> [HOW TO COMPLETE THIS TASK] Look through the listing for the string "icon" and copy out every line that holds it.

# # # # # # #

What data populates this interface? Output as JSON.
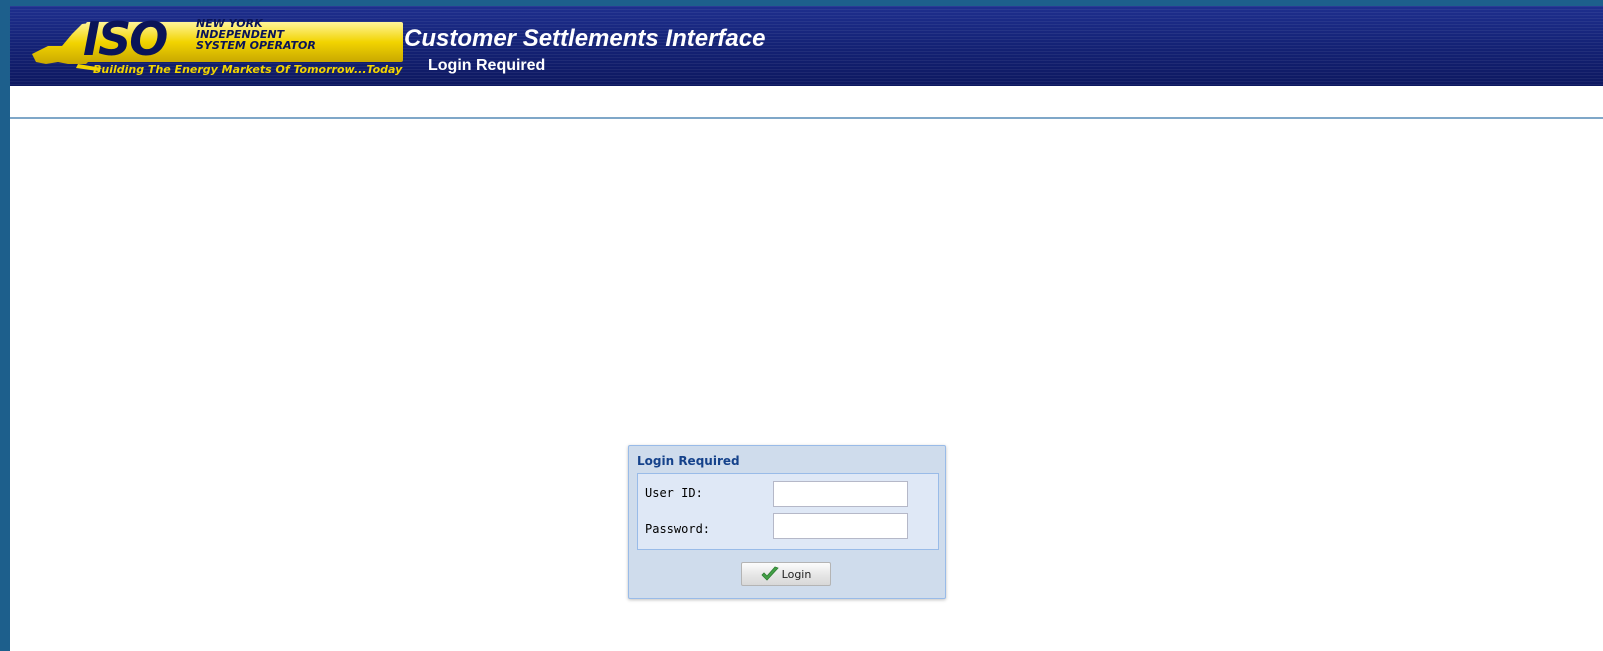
{
  "header": {
    "logo": {
      "mark": "ISO",
      "org_lines": [
        "NEW YORK",
        "INDEPENDENT",
        "SYSTEM OPERATOR"
      ],
      "tagline": "Building The Energy Markets Of Tomorrow...Today",
      "state_shape_icon": "new-york-state-icon"
    },
    "title": "Customer Settlements Interface",
    "subtitle": "Login Required"
  },
  "login_panel": {
    "title": "Login Required",
    "fields": [
      {
        "label": "User ID:",
        "value": "",
        "placeholder": ""
      },
      {
        "label": "Password:",
        "value": "",
        "placeholder": ""
      }
    ],
    "button": {
      "label": "Login",
      "icon": "check-icon"
    }
  },
  "colors": {
    "frame": "#1d5f8c",
    "header_bg": "#142275",
    "logo_gold": "#f2d400",
    "logo_navy": "#0a1458",
    "panel_bg": "#cfdcec",
    "panel_title": "#15428b",
    "divider": "#7fa7c8"
  }
}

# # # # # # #

> [RESULT FOR THIS EXERCISE]
      "state_shape_icon": "new-york-state-icon"
      "icon": "check-icon"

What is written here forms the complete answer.